Emily Taylor, Heritage Consultant & Community Engagement Co-ordinator, Cotswold Archaeology.


For other events associated with Heritage Open Days in BAAS area for September see:


South Gloucestershire

Bath and NE Somerset:

North Somerset

South West England




CHAIRMAN: Bill Martin   VICE CHAIRMAN: Mike Gwyther
SECRETARY: Rob Iles    TREASURER: James Russell


WEBSITE CO-ORDINATOR: Paula Gardiner    EDITOR BAA: Bruce Williams


COMMITTEE:  Bev Knott, Wendy Russ, Kate Churchill, Nick Corcos, Stephen Hastings
CO-OPTED:  Peter Insole, Debbie Brookes,

Do keep an eye on the website!  If you have forgotten the Members password contact Julie Bassett (see title page for email address).  Also, if you are not receiving email communications but would like to, could you send Julie your email address? (Contact details at the start of the Bulletin).

Annual subscriptions are due on the first of January 2019.

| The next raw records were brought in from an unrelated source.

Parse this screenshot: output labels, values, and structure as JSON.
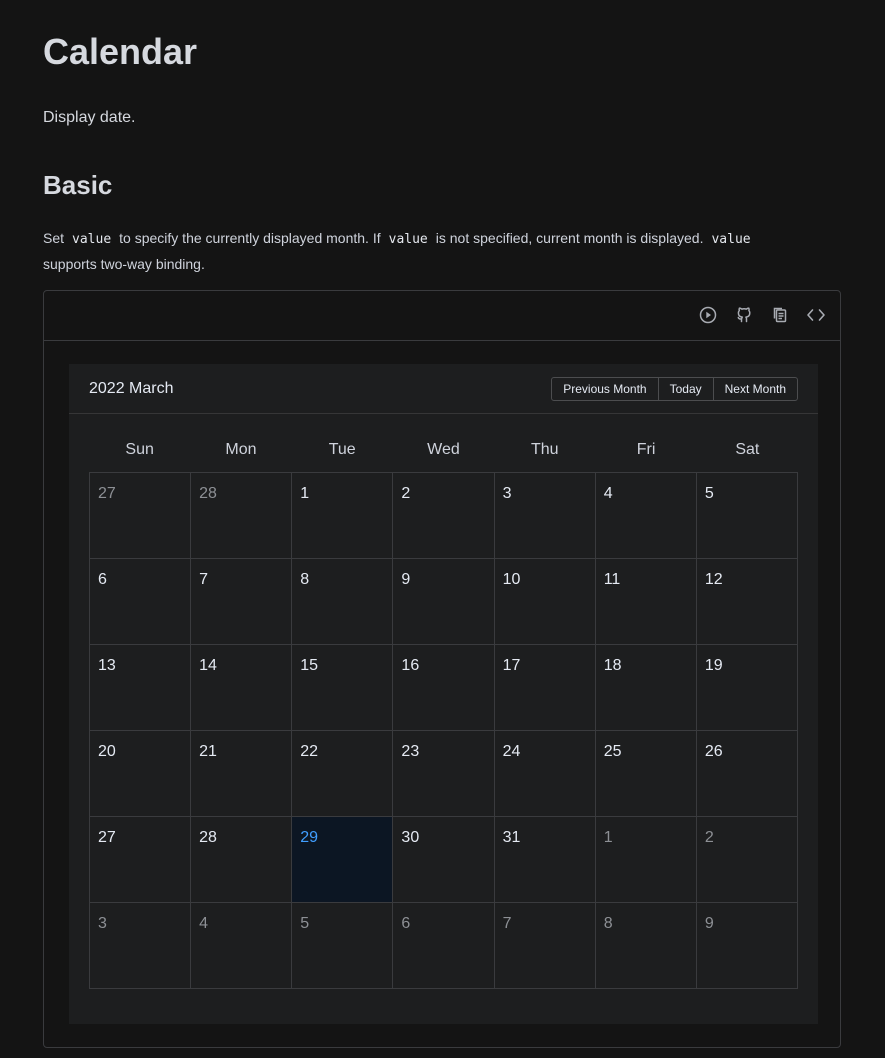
{
  "page": {
    "title": "Calendar",
    "description": "Display date."
  },
  "section": {
    "title": "Basic",
    "desc_parts": [
      "Set",
      "value",
      "to specify the currently displayed month. If",
      "value",
      "is not specified, current month is displayed.",
      "value",
      "supports two-way binding."
    ]
  },
  "toolbar": {
    "icons": [
      "play-circle-icon",
      "github-icon",
      "copy-icon",
      "code-icon"
    ]
  },
  "calendar": {
    "title": "2022 March",
    "buttons": {
      "prev": "Previous Month",
      "today": "Today",
      "next": "Next Month"
    },
    "weekdays": [
      "Sun",
      "Mon",
      "Tue",
      "Wed",
      "Thu",
      "Fri",
      "Sat"
    ],
    "days": [
      {
        "d": "27",
        "m": "prev"
      },
      {
        "d": "28",
        "m": "prev"
      },
      {
        "d": "1",
        "m": "cur"
      },
      {
        "d": "2",
        "m": "cur"
      },
      {
        "d": "3",
        "m": "cur"
      },
      {
        "d": "4",
        "m": "cur"
      },
      {
        "d": "5",
        "m": "cur"
      },
      {
        "d": "6",
        "m": "cur"
      },
      {
        "d": "7",
        "m": "cur"
      },
      {
        "d": "8",
        "m": "cur"
      },
      {
        "d": "9",
        "m": "cur"
      },
      {
        "d": "10",
        "m": "cur"
      },
      {
        "d": "11",
        "m": "cur"
      },
      {
        "d": "12",
        "m": "cur"
      },
      {
        "d": "13",
        "m": "cur"
      },
      {
        "d": "14",
        "m": "cur"
      },
      {
        "d": "15",
        "m": "cur"
      },
      {
        "d": "16",
        "m": "cur"
      },
      {
        "d": "17",
        "m": "cur"
      },
      {
        "d": "18",
        "m": "cur"
      },
      {
        "d": "19",
        "m": "cur"
      },
      {
        "d": "20",
        "m": "cur"
      },
      {
        "d": "21",
        "m": "cur"
      },
      {
        "d": "22",
        "m": "cur"
      },
      {
        "d": "23",
        "m": "cur"
      },
      {
        "d": "24",
        "m": "cur"
      },
      {
        "d": "25",
        "m": "cur"
      },
      {
        "d": "26",
        "m": "cur"
      },
      {
        "d": "27",
        "m": "cur"
      },
      {
        "d": "28",
        "m": "cur"
      },
      {
        "d": "29",
        "m": "cur",
        "selected": true
      },
      {
        "d": "30",
        "m": "cur"
      },
      {
        "d": "31",
        "m": "cur"
      },
      {
        "d": "1",
        "m": "next"
      },
      {
        "d": "2",
        "m": "next"
      },
      {
        "d": "3",
        "m": "next"
      },
      {
        "d": "4",
        "m": "next"
      },
      {
        "d": "5",
        "m": "next"
      },
      {
        "d": "6",
        "m": "next"
      },
      {
        "d": "7",
        "m": "next"
      },
      {
        "d": "8",
        "m": "next"
      },
      {
        "d": "9",
        "m": "next"
      }
    ]
  },
  "colors": {
    "background": "#141414",
    "calendar_bg": "#1d1e1f",
    "selected_bg": "#0c1623",
    "accent": "#409eff",
    "muted_text": "#8d9095"
  }
}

This edition of the Bulletin was brought together by BAAS Secretary, Rob Iles.